**What the task requires:** Copy the data exactly. Leave nothing out.

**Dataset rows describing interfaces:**
::::

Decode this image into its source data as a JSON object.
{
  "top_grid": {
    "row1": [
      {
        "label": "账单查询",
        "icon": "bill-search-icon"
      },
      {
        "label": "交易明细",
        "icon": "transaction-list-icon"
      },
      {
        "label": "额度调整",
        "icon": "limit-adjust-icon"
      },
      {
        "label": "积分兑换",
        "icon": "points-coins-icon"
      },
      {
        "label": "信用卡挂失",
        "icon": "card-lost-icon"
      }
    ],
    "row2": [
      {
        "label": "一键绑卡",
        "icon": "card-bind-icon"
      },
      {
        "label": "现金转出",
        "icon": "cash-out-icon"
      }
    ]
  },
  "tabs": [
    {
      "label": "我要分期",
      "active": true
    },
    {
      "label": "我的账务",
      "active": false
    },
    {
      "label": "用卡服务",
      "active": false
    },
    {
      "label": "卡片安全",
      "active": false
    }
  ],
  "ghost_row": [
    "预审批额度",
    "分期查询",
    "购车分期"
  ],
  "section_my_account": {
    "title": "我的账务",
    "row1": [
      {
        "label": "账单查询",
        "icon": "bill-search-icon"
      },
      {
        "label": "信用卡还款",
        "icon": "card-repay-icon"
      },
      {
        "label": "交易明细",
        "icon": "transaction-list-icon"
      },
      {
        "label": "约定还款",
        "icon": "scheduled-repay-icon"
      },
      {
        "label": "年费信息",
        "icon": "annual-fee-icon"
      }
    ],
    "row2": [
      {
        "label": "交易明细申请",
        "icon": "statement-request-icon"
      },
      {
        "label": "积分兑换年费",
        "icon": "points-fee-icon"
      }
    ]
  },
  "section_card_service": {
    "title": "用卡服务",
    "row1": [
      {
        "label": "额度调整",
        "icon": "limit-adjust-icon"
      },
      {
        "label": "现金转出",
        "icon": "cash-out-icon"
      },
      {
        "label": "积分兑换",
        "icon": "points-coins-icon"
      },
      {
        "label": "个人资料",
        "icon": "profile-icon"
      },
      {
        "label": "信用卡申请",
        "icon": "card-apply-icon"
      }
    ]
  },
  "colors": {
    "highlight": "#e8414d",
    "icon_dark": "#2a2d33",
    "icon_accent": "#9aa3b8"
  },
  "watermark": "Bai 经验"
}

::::

**Answer to this task:**
Decode this image into its source data as a JSON object.
{
  "top_grid": {
    "row1": [
      {
        "label": "账单查询",
        "icon": "bill-search-icon"
      },
      {
        "label": "交易明细",
        "icon": "transaction-list-icon"
      },
      {
        "label": "额度调整",
        "icon": "limit-adjust-icon"
      },
      {
        "label": "积分兑换",
        "icon": "points-coins-icon"
      },
      {
        "label": "信用卡挂失",
        "icon": "card-lost-icon"
      }
    ],
    "row2": [
      {
        "label": "一键绑卡",
        "icon": "card-bind-icon"
      },
      {
        "label": "现金转出",
        "icon": "cash-out-icon"
      }
    ]
  },
  "tabs": [
    {
      "label": "我要分期",
      "active": true
    },
    {
      "label": "我的账务",
      "active": false
    },
    {
      "label": "用卡服务",
      "active": false
    },
    {
      "label": "卡片安全",
      "active": false
    }
  ],
  "ghost_row": [
    "预审批额度",
    "分期查询",
    "购车分期"
  ],
  "section_my_account": {
    "title": "我的账务",
    "row1": [
      {
        "label": "账单查询",
        "icon": "bill-search-icon"
      },
      {
        "label": "信用卡还款",
        "icon": "card-repay-icon"
      },
      {
        "label": "交易明细",
        "icon": "transaction-list-icon"
      },
      {
        "label": "约定还款",
        "icon": "scheduled-repay-icon"
      },
      {
        "label": "年费信息",
        "icon": "annual-fee-icon"
      }
    ],
    "row2": [
      {
        "label": "交易明细申请",
        "icon": "statement-request-icon"
      },
      {
        "label": "积分兑换年费",
        "icon": "points-fee-icon"
      }
    ]
  },
  "section_card_service": {
    "title": "用卡服务",
    "row1": [
      {
        "label": "额度调整",
        "icon": "limit-adjust-icon"
      },
      {
        "label": "现金转出",
        "icon": "cash-out-icon"
      },
      {
        "label": "积分兑换",
        "icon": "points-coins-icon"
      },
      {
        "label": "个人资料",
        "icon": "profile-icon"
      },
      {
        "label": "信用卡申请",
        "icon": "card-apply-icon"
      }
    ]
  },
  "colors": {
    "highlight": "#e8414d",
    "icon_dark": "#2a2d33",
    "icon_accent": "#9aa3b8"
  },
  "watermark": "Bai 经验"
}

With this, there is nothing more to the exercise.